While magazine, newspaper and book publishers wrestle with the logistics and technical details of publishing to the Apple iPad, Scribd has an alternative: a “send-to-device” feature that lets people send documents to their e-readers or smartphones for reading on the go.
The new feature, reported in the Wall Street Journal two weeks ago and confirmed by Scribd Wednesday, will support most smartphones, as well as the Amazon Kindle, Barnes & Noble Nook, Sony Reader, Cool-er and Entourage Edge, among other e-book readers.
Scribd, founded in March 2007, is a document-sharing social network that connects mostly written content (documents and presentations) with a social network of readers.
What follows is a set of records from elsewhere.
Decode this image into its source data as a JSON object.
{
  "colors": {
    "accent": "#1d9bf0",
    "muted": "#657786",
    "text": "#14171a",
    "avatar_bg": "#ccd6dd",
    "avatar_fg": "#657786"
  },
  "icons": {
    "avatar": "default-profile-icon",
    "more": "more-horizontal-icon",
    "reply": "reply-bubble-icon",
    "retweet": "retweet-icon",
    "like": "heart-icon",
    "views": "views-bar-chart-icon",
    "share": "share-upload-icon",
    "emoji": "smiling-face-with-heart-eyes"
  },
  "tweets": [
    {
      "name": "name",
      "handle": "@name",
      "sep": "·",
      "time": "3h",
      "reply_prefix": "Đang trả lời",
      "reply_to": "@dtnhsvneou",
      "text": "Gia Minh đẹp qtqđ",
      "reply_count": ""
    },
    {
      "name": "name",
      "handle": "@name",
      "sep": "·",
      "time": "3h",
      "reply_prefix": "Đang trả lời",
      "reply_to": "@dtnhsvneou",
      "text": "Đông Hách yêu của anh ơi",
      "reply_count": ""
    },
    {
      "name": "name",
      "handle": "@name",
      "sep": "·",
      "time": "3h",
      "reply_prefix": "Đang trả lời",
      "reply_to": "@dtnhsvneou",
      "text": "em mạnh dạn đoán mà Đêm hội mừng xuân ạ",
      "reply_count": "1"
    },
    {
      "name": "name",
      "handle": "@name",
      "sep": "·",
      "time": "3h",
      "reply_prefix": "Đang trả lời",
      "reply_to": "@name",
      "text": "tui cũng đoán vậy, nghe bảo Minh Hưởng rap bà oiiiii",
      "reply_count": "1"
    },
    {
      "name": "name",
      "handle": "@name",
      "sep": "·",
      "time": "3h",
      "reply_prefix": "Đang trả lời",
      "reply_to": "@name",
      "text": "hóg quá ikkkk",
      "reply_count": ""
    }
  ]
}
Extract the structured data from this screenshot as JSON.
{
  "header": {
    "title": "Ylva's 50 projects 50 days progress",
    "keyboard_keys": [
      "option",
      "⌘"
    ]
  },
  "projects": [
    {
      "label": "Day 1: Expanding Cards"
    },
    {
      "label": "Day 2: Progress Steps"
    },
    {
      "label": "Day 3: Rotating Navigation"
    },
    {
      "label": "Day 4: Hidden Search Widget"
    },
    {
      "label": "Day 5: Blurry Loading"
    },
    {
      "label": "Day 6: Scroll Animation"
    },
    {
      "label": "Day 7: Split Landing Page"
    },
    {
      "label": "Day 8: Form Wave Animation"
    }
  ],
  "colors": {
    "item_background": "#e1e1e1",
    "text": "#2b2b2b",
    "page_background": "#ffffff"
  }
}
The company claims that 10 million documents have been published on the site to date, including non-copyrighted and amateur content as well as some professional, for-pay content from publishers like Simon & Schuster, Lonely Planet, O’Reilly, and the Chicago Tribune.
When reading a document on the Scribd website, readers can now click a “send to device” button that will pop up a menu of possible devices. Select the Kindle, for instance, and Scribd will ask for your Kindle’s email address, and will then send a Kindle-formatted document to that address. For smartphones like the iPhone, Scribd will ask for a phone number; it then texts the URL of a web-accessible PDF file to the phone.
The send to devices feature will work with any non-DRM-protected content in the Scribd library, or about 95% of its documents (including, for instance, O’Reilly texts — but not Simon & Schuster books).
By late March, the company also plans to offer apps for the Android OS, iPhone and other devices. Scribd CEO Trip Adler told Wired that these apps will synchronize with Scribd on other platforms — so you could leave off reading a long document at your desk and pick up where you left off on your iPhone. Like the Scribd website, the apps will also include social features, so you can share documents you particularly like with your friends, for instance.
Scribd also announced a new application programming interface (API) that device manufacturers and app developers can use to integrate more fully with the Scribd network.
Unlike Apple, which plans to use the relatively stripped-down EPUB format for publishing iPad books, Scribd relies primarily on PDF documents, which retain the publishers’ formatting, layout and font choices better. (The service also accepts Word documents and PowerPoint presentations.)
Scribd will also be converting its documents to EPUB format for many mobile devices.
Adler doesn’t foresee any conflict with publishers — or with Apple, which has already announced its own plans to sell e-books for the iPad.
“In general our goal is to provide these devices with the long tail of content that isn’t already available through publishers… like people’s school papers, PowerPoint presentations, and short stories. So I think we’re really complementing publishers’ content.”
The new “Send to Device” feature is scheduled to be available today.